The forces of interaction were measured between the siderophore azotobactin and the minerals goethite (FeOOH) and diaspore (AlOOH) in solution using force microscopy. Azotobactin was covalently linked to a hydrazide terminated atomic force microscope tip using a standard protein coupling technique. Upon contact with each mineral surface, the adhesion force between azotobactin and goethite was two to three times the value observed for the isostructural Al-equivalent diaspore. The affinity for the solid iron oxide surface reflected in the force measurements correlates with the specificity of azotobactin for aqueous ferric iron. Further, the adhesion force between azotobactin and goethite significantly decreases when small amounts of soluble iron are added to the system suggesting a significant specific interaction between the azotobactin and the mineral surface.
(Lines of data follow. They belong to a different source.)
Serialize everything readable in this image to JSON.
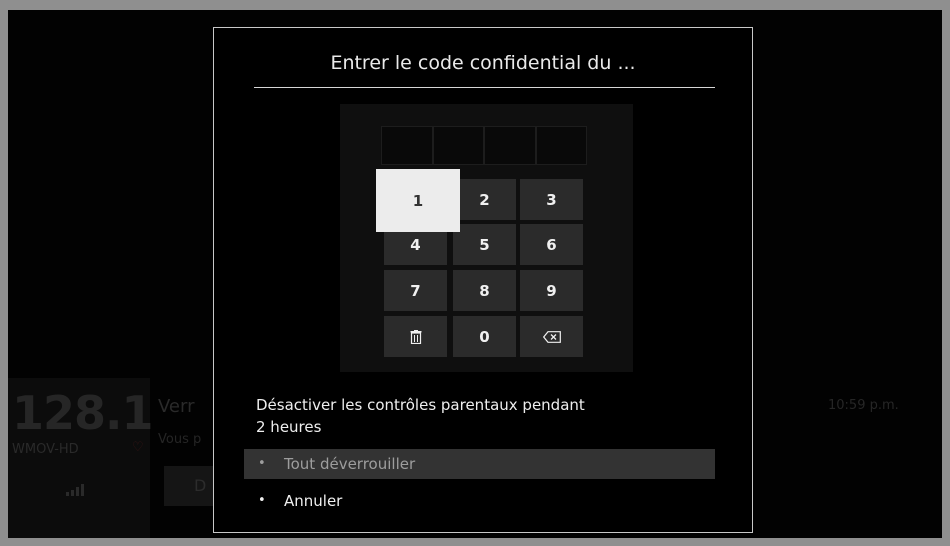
{
  "background": {
    "channel_number": "128.1",
    "station": "WMOV-HD",
    "favorite_icon": "heart-icon",
    "signal_icon": "signal-bars-icon",
    "program_title_partial": "Verr",
    "program_sub_partial": "Vous p",
    "button_partial": "D",
    "time": "10:59 p.m."
  },
  "dialog": {
    "title": "Entrer le code confidential du ...",
    "pin_length": 4,
    "keypad": {
      "keys": [
        "1",
        "2",
        "3",
        "4",
        "5",
        "6",
        "7",
        "8",
        "9",
        "clear",
        "0",
        "backspace"
      ],
      "selected": "1",
      "clear_icon": "trash-icon",
      "backspace_icon": "backspace-icon"
    },
    "message_line1": "Désactiver les contrôles parentaux pendant",
    "message_line2": "2 heures",
    "options": [
      {
        "label": "Tout déverrouiller",
        "highlighted": true
      },
      {
        "label": "Annuler",
        "highlighted": false
      }
    ],
    "bullet": "•"
  }
}
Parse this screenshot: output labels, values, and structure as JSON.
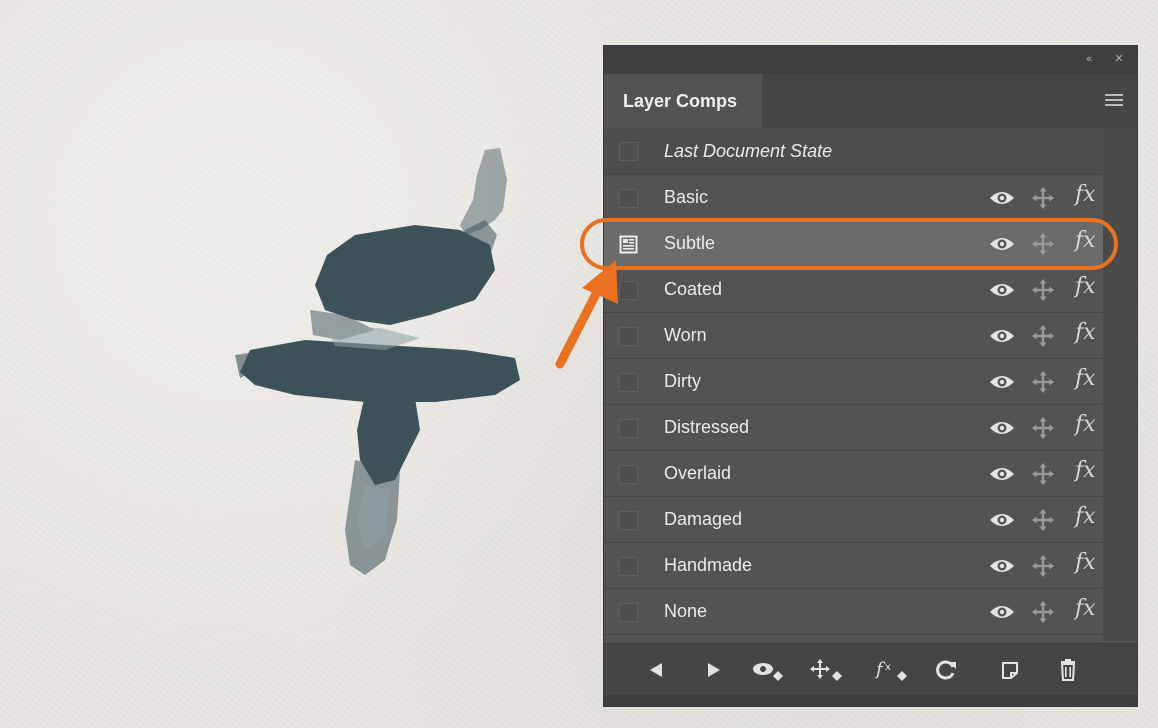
{
  "panel": {
    "tab_label": "Layer Comps",
    "collapse_glyph": "«",
    "close_glyph": "✕",
    "rows": [
      {
        "label": "Last Document State",
        "kind": "last-doc"
      },
      {
        "label": "Basic",
        "kind": "comp"
      },
      {
        "label": "Subtle",
        "kind": "comp",
        "selected": true
      },
      {
        "label": "Coated",
        "kind": "comp"
      },
      {
        "label": "Worn",
        "kind": "comp"
      },
      {
        "label": "Dirty",
        "kind": "comp"
      },
      {
        "label": "Distressed",
        "kind": "comp"
      },
      {
        "label": "Overlaid",
        "kind": "comp"
      },
      {
        "label": "Damaged",
        "kind": "comp"
      },
      {
        "label": "Handmade",
        "kind": "comp"
      },
      {
        "label": "None",
        "kind": "comp"
      }
    ],
    "row_icons": {
      "visibility": "eye-icon",
      "position": "move-icon",
      "style": "fx-icon",
      "fx_glyph": "fx"
    },
    "footer_buttons": [
      "previous-comp-icon",
      "next-comp-icon",
      "apply-visibility-icon",
      "apply-position-icon",
      "apply-style-icon",
      "update-comp-icon",
      "new-comp-icon",
      "delete-comp-icon"
    ]
  },
  "colors": {
    "accent_callout": "#e9711f",
    "panel_bg": "#535353",
    "selected_row": "#6b6b6b",
    "paint": "#3d5258"
  }
}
Changes in the force signature with pH and ionic strength were fairly predictable when considering mineral solubility, the charge character of the mineral surfaces, the molecular structure of azotobactin, and the intervening solution.
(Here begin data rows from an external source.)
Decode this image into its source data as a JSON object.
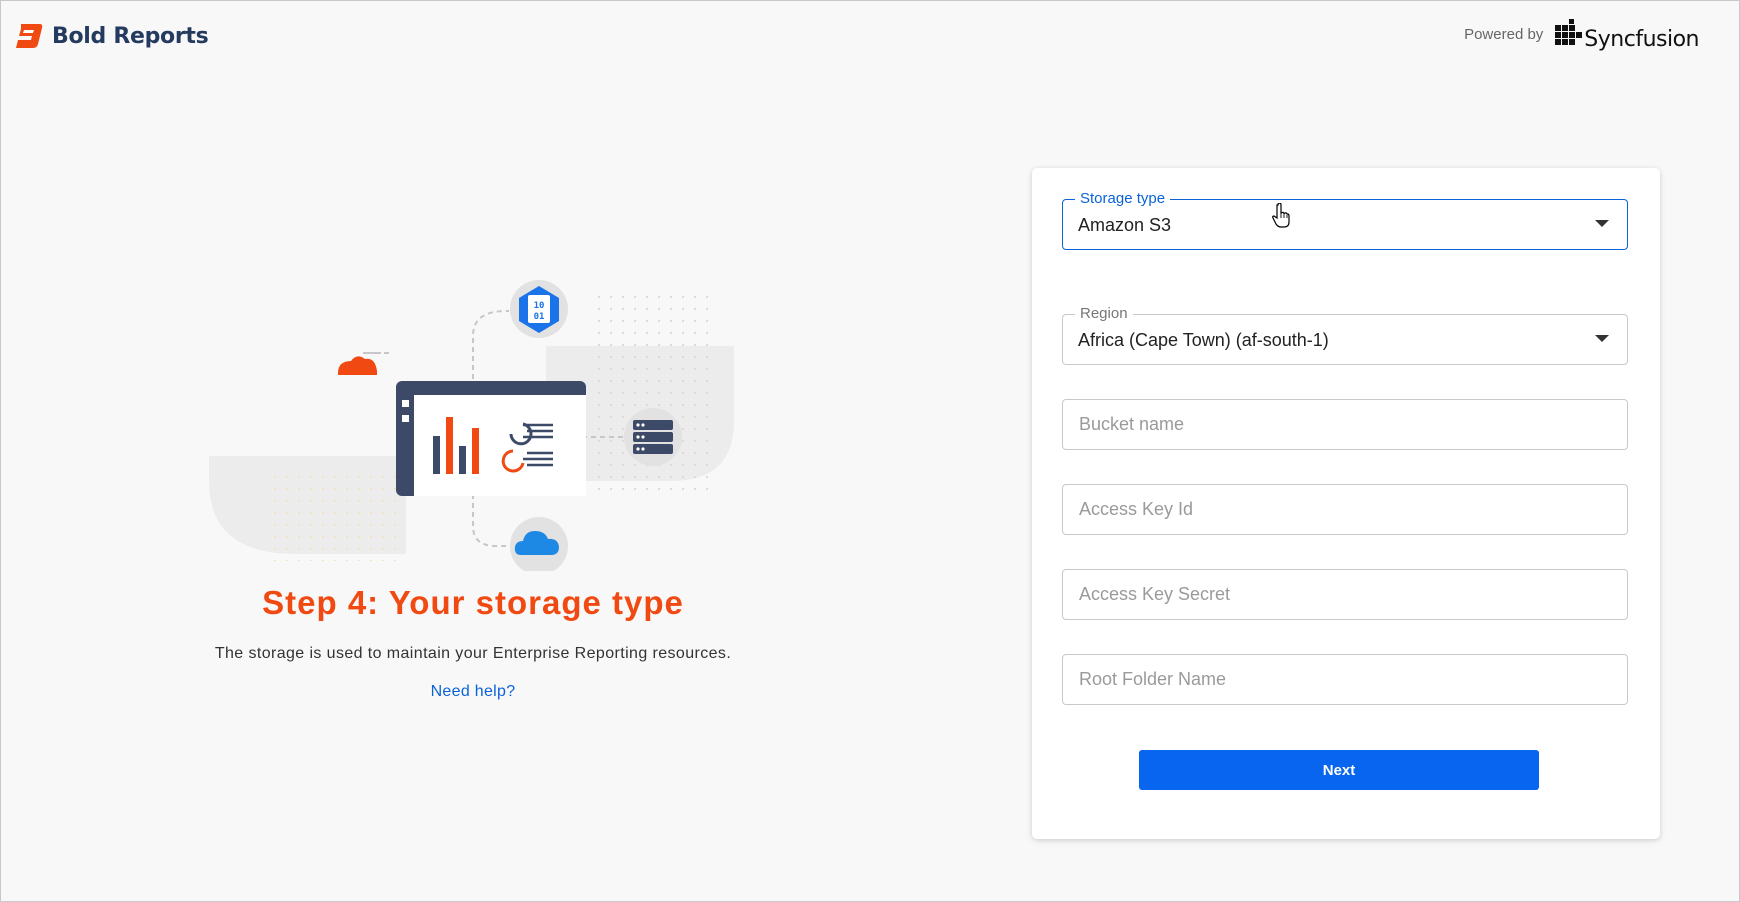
{
  "header": {
    "brand_name": "Bold Reports",
    "powered_label": "Powered by",
    "partner_name": "Syncfusion",
    "brand_color": "#f04a12",
    "brand_text_color": "#243a5e"
  },
  "hero": {
    "title": "Step 4: Your storage type",
    "description": "The storage is used to maintain your Enterprise Reporting resources.",
    "help_link": "Need help?",
    "illustration_icons": [
      "binary-file-icon",
      "database-server-icon",
      "cloud-icon",
      "report-dashboard-icon"
    ]
  },
  "form": {
    "storage_type": {
      "label": "Storage type",
      "value": "Amazon S3"
    },
    "region": {
      "label": "Region",
      "value": "Africa (Cape Town) (af-south-1)"
    },
    "bucket_name": {
      "placeholder": "Bucket name",
      "value": ""
    },
    "access_key_id": {
      "placeholder": "Access Key Id",
      "value": ""
    },
    "access_key_secret": {
      "placeholder": "Access Key Secret",
      "value": ""
    },
    "root_folder_name": {
      "placeholder": "Root Folder Name",
      "value": ""
    },
    "next_label": "Next",
    "accent_color": "#0865f0"
  }
}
Molecular and quantum mechanical calculations which were completed to further investigate the interaction between azotobactin and iron/aluminum oxide surfaces, and to more fully understand the force measurements, also showed an increased force affinity for Fe over Al. Ab initio calculations on siderophore fragment analogs suggest the iron affinity can be attributed to increased electron density associated with the Fe-O bond compared to the Al-O bond; an observation that correlates with iron's larger electronegativity compared to aluminum. Attachment of the ligand to each surface was directed by steric forces within the molecule and coulombic interactions between the siderophore oxygens and the metals in the mineral. Chelating ligand pairs coordinated with neighboring metal atoms in a bidentate, binuclear geometry. Upon simulated retraction of azotobactin from each surface, the Fe-O(siderophore) bonds persisted into a higher force regime than Al-O(siderophore) bonds, and surface metals were removed from both minerals. Extrapolation of the model to more realistic hydrated conditions using a PCM model in the quantum mechanical calculations and water clusters in the molecular mechanical model demonstrated that the presence of water energetically favors and enhances metal extraction, making this a real possibility in a natural system.

diaspore, ligand, azotobactin, molecular modeling, quantum mechanical calculations, AFM, goethite